### Material shown
%%

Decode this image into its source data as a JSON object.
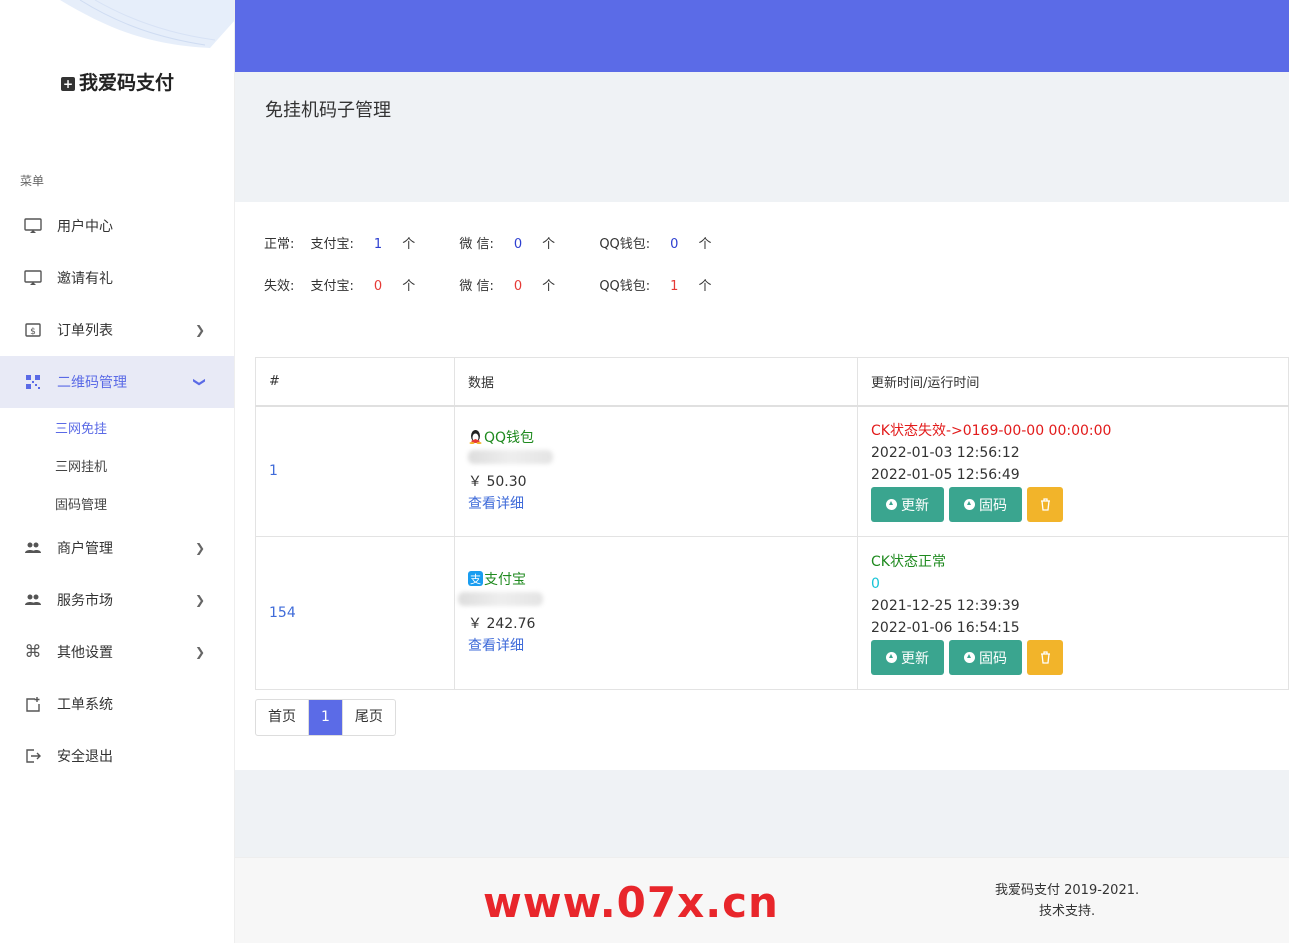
{
  "sidebar": {
    "brand": "我爱码支付",
    "menu_title": "菜单",
    "items": [
      {
        "label": "用户中心"
      },
      {
        "label": "邀请有礼"
      },
      {
        "label": "订单列表"
      },
      {
        "label": "二维码管理"
      },
      {
        "label": "商户管理"
      },
      {
        "label": "服务市场"
      },
      {
        "label": "其他设置"
      },
      {
        "label": "工单系统"
      },
      {
        "label": "安全退出"
      }
    ],
    "sub_items": [
      {
        "label": "三网免挂"
      },
      {
        "label": "三网挂机"
      },
      {
        "label": "固码管理"
      }
    ]
  },
  "header": {
    "page_title": "免挂机码子管理"
  },
  "stats": {
    "normal_label": "正常:",
    "invalid_label": "失效:",
    "alipay_label": "支付宝:",
    "wechat_label": "微 信:",
    "qq_label": "QQ钱包:",
    "unit": "个",
    "normal": {
      "alipay": "1",
      "wechat": "0",
      "qq": "0"
    },
    "invalid": {
      "alipay": "0",
      "wechat": "0",
      "qq": "1"
    }
  },
  "table": {
    "headers": {
      "id": "#",
      "data": "数据",
      "time": "更新时间/运行时间"
    },
    "rows": [
      {
        "id": "1",
        "channel": "QQ钱包",
        "amount": "￥ 50.30",
        "detail": "查看详细",
        "status": "CK状态失效->0169-00-00 00:00:00",
        "times": [
          "2022-01-03 12:56:12",
          "2022-01-05 12:56:49"
        ],
        "update_btn": "更新",
        "fix_btn": "固码"
      },
      {
        "id": "154",
        "channel": "支付宝",
        "amount": "￥ 242.76",
        "detail": "查看详细",
        "status": "CK状态正常",
        "extra": "0",
        "times": [
          "2021-12-25 12:39:39",
          "2022-01-06 16:54:15"
        ],
        "update_btn": "更新",
        "fix_btn": "固码"
      }
    ]
  },
  "pager": {
    "first": "首页",
    "current": "1",
    "last": "尾页"
  },
  "footer": {
    "copyright": "我爱码支付 2019-2021.",
    "support": "技术支持.",
    "watermark": "www.07x.cn"
  },
  "colors": {
    "accent": "#5b6be7",
    "teal": "#3aa58f",
    "yellow": "#f2b42a",
    "red": "#e21b1b",
    "green": "#1f8a1f"
  }
}
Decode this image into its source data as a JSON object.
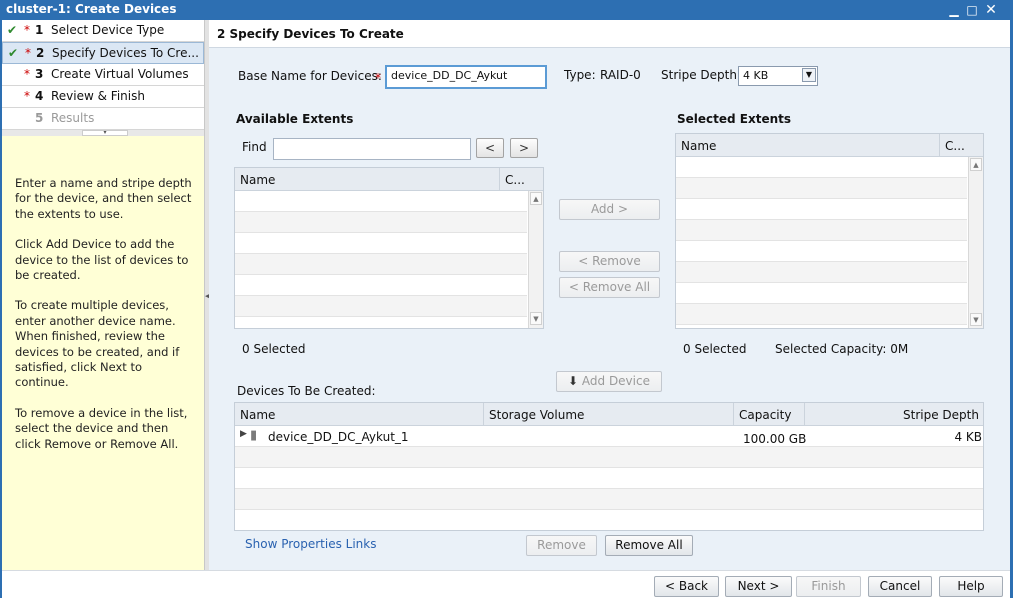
{
  "window": {
    "title": "cluster-1: Create Devices",
    "minimize": "▁",
    "maximize": "□",
    "close": "✕"
  },
  "steps": [
    {
      "check": "✔",
      "required": "*",
      "num": "1",
      "label": "Select Device Type"
    },
    {
      "check": "✔",
      "required": "*",
      "num": "2",
      "label": "Specify Devices To Cre..."
    },
    {
      "check": "",
      "required": "*",
      "num": "3",
      "label": "Create Virtual Volumes"
    },
    {
      "check": "",
      "required": "*",
      "num": "4",
      "label": "Review & Finish"
    },
    {
      "check": "",
      "required": "",
      "num": "5",
      "label": "Results"
    }
  ],
  "help": [
    "Enter a name and stripe depth for the device, and then select the extents to use.",
    "Click Add Device to add the device to the list of devices to be created.",
    "To create multiple devices, enter another device name. When finished, review the devices to be created, and if satisfied, click Next to continue.",
    "To remove a device in the list, select the device and then click Remove or Remove All."
  ],
  "main": {
    "header": "2  Specify Devices To Create",
    "base_name_label": "Base Name for Devices:",
    "base_name_value": "device_DD_DC_Aykut",
    "type_label": "Type:",
    "type_value": "RAID-0",
    "stripe_label": "Stripe Depth:",
    "stripe_value": "4 KB",
    "available_title": "Available Extents",
    "find_label": "Find",
    "find_value": "",
    "prev": "<",
    "next": ">",
    "available_cols": [
      "Name",
      "C..."
    ],
    "available_selected": "0 Selected",
    "selected_title": "Selected Extents",
    "selected_cols": [
      "Name",
      "C..."
    ],
    "selected_count": "0 Selected",
    "selected_capacity": "Selected Capacity: 0M",
    "add_btn": "Add >",
    "remove_btn": "< Remove",
    "remove_all_btn": "< Remove All",
    "add_device_btn": "Add Device",
    "devices_title": "Devices To Be Created:",
    "devices_cols": [
      "Name",
      "Storage Volume",
      "Capacity",
      "Stripe Depth"
    ],
    "devices_rows": [
      {
        "name": "device_DD_DC_Aykut_1",
        "storage_volume": "",
        "capacity": "100.00 GB",
        "stripe_depth": "4 KB"
      }
    ],
    "show_properties_link": "Show Properties Links",
    "remove_device_btn": "Remove",
    "remove_all_devices_btn": "Remove All"
  },
  "footer": {
    "back": "< Back",
    "next": "Next >",
    "finish": "Finish",
    "cancel": "Cancel",
    "help": "Help"
  }
}
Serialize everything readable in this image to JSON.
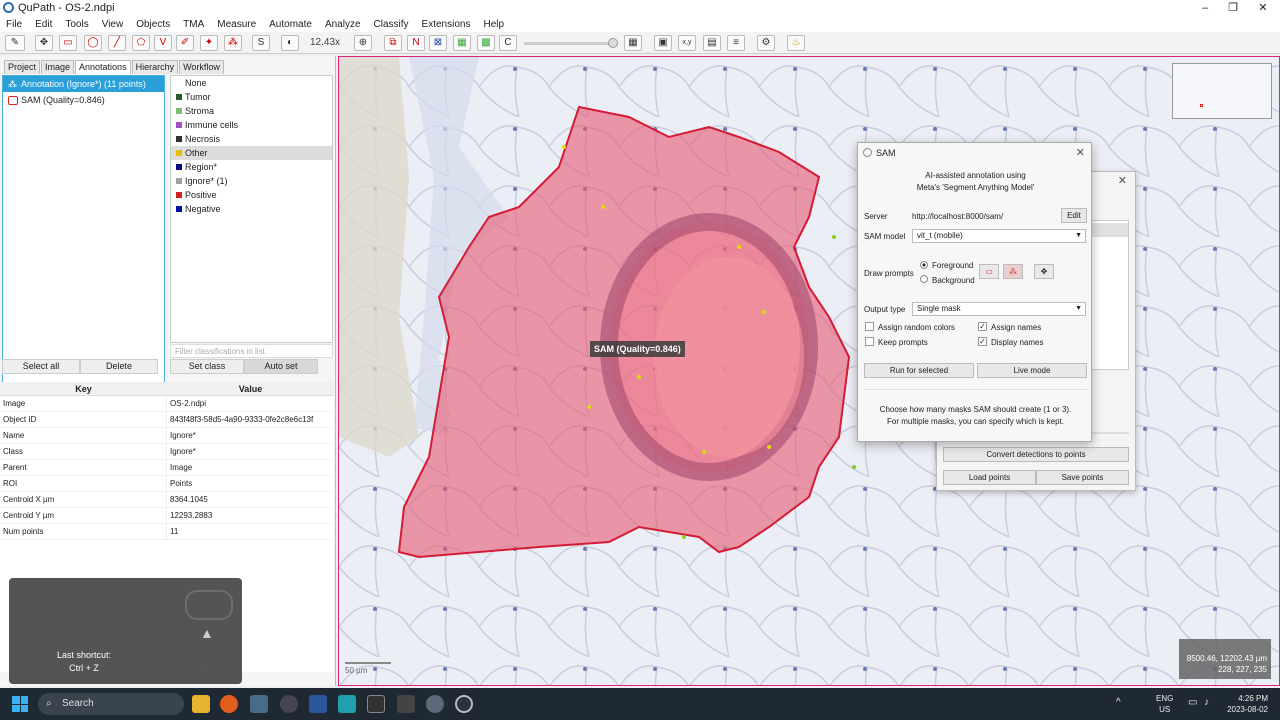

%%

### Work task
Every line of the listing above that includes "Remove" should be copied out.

### Response to the exercise
    "To remove a device in the list, select the device and then click Remove or Remove All."
    "remove_btn": "< Remove",
    "remove_all_btn": "< Remove All",
    "remove_device_btn": "Remove",
    "remove_all_devices_btn": "Remove All"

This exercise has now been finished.